§ PROBLEM DESCRIPTION: Using the records that follow, work out the number of lines with the word "JSON" in them; reply with that number only.

[Records drawn from a dataset]
--- START ---

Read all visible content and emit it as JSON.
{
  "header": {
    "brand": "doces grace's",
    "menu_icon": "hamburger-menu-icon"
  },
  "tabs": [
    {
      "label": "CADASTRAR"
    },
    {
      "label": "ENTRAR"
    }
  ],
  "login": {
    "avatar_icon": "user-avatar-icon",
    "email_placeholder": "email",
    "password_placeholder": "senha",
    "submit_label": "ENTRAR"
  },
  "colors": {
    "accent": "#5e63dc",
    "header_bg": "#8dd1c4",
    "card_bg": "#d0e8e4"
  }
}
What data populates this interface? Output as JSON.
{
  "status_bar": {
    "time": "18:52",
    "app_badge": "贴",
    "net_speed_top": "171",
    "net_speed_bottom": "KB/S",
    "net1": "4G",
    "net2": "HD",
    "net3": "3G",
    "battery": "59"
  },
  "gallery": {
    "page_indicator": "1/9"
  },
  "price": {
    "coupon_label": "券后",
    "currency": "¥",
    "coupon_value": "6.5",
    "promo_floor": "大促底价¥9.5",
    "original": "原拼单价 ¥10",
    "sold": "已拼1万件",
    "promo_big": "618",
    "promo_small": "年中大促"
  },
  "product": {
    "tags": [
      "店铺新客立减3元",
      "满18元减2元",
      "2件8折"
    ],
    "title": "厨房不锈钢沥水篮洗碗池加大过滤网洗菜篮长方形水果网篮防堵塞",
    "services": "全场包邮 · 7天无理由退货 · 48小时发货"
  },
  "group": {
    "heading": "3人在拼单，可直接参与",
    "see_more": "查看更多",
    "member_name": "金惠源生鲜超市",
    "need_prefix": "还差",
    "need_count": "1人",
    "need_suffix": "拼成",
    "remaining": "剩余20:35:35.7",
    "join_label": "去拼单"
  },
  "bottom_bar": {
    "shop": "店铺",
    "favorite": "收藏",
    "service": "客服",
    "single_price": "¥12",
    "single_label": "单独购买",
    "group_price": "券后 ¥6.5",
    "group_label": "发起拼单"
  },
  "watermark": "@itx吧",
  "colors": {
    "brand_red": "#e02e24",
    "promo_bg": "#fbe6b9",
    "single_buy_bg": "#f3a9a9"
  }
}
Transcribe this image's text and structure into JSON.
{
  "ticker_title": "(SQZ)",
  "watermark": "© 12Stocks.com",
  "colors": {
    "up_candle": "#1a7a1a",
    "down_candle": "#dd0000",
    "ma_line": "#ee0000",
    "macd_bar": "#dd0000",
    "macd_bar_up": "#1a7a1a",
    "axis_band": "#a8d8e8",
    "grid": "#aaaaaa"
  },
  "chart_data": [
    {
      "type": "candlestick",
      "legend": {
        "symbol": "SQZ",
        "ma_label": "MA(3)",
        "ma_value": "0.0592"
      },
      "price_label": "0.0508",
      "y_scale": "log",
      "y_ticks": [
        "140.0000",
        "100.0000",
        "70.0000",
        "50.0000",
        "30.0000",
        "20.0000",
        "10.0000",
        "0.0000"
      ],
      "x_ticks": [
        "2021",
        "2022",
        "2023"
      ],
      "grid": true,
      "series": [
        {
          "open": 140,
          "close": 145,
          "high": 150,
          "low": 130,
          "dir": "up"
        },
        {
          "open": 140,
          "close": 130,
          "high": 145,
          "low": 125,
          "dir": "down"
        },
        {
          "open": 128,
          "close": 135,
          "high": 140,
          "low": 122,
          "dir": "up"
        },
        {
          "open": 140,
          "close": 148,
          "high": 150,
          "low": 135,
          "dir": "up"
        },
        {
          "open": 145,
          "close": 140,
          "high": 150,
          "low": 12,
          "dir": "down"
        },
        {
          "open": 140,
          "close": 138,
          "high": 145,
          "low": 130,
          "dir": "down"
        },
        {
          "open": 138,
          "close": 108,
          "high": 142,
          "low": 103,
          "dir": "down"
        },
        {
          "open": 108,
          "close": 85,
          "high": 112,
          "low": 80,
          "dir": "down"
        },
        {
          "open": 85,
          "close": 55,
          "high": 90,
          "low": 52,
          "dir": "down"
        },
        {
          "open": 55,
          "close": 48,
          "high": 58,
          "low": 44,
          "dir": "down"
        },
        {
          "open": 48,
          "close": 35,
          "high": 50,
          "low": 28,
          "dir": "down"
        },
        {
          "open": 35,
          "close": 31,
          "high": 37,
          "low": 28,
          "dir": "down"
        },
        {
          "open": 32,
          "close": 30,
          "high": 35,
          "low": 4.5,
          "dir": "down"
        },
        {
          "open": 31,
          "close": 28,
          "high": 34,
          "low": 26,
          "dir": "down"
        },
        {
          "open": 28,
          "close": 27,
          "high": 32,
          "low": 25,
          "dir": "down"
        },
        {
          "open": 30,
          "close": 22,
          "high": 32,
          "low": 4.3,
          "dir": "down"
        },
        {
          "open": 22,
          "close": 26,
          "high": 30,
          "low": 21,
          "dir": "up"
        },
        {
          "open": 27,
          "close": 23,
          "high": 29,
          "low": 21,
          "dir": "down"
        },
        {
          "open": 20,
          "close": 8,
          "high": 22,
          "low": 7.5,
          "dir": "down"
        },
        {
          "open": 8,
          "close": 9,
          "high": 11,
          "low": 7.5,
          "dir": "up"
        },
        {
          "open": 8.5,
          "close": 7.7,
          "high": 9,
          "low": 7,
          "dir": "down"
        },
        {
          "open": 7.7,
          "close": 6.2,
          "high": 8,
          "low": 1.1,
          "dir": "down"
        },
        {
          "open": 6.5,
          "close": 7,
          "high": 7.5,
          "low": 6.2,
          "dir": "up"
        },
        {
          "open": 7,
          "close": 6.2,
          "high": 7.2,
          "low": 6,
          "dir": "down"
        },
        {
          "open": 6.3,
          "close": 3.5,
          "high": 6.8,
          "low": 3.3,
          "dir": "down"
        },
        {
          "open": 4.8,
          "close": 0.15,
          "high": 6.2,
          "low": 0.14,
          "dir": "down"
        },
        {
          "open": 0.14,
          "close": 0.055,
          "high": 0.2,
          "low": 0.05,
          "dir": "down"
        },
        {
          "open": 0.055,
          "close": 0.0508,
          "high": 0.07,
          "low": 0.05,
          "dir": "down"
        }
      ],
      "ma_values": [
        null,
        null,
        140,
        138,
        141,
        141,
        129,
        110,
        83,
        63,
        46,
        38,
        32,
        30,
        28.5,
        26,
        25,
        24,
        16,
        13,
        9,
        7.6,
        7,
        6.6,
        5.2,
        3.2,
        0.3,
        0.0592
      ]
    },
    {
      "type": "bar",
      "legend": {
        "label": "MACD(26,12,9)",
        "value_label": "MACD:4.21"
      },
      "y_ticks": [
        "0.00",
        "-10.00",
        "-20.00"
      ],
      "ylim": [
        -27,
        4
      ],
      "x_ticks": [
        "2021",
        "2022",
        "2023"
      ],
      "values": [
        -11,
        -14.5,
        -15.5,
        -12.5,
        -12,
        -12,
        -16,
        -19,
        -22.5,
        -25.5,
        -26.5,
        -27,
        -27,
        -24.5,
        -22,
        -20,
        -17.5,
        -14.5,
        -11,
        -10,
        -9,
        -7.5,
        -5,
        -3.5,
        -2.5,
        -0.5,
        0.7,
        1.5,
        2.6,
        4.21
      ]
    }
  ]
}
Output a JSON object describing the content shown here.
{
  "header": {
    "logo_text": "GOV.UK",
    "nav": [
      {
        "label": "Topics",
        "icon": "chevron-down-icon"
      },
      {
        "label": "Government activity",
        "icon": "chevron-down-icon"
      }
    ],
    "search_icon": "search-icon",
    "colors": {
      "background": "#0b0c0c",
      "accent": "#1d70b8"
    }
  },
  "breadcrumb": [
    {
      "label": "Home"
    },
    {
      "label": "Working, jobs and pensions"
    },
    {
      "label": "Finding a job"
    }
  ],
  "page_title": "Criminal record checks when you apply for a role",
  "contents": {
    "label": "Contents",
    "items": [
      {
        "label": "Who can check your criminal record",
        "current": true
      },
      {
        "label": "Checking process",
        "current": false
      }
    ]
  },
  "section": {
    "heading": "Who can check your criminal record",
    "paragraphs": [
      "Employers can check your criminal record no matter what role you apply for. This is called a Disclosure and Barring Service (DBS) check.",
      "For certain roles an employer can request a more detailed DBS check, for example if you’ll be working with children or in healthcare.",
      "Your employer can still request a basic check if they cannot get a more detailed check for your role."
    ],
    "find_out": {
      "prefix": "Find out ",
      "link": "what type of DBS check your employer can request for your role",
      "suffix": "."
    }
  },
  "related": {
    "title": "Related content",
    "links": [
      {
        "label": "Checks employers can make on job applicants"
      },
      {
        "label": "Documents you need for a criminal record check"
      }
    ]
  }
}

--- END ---

§ YOUR RESPONSE: 4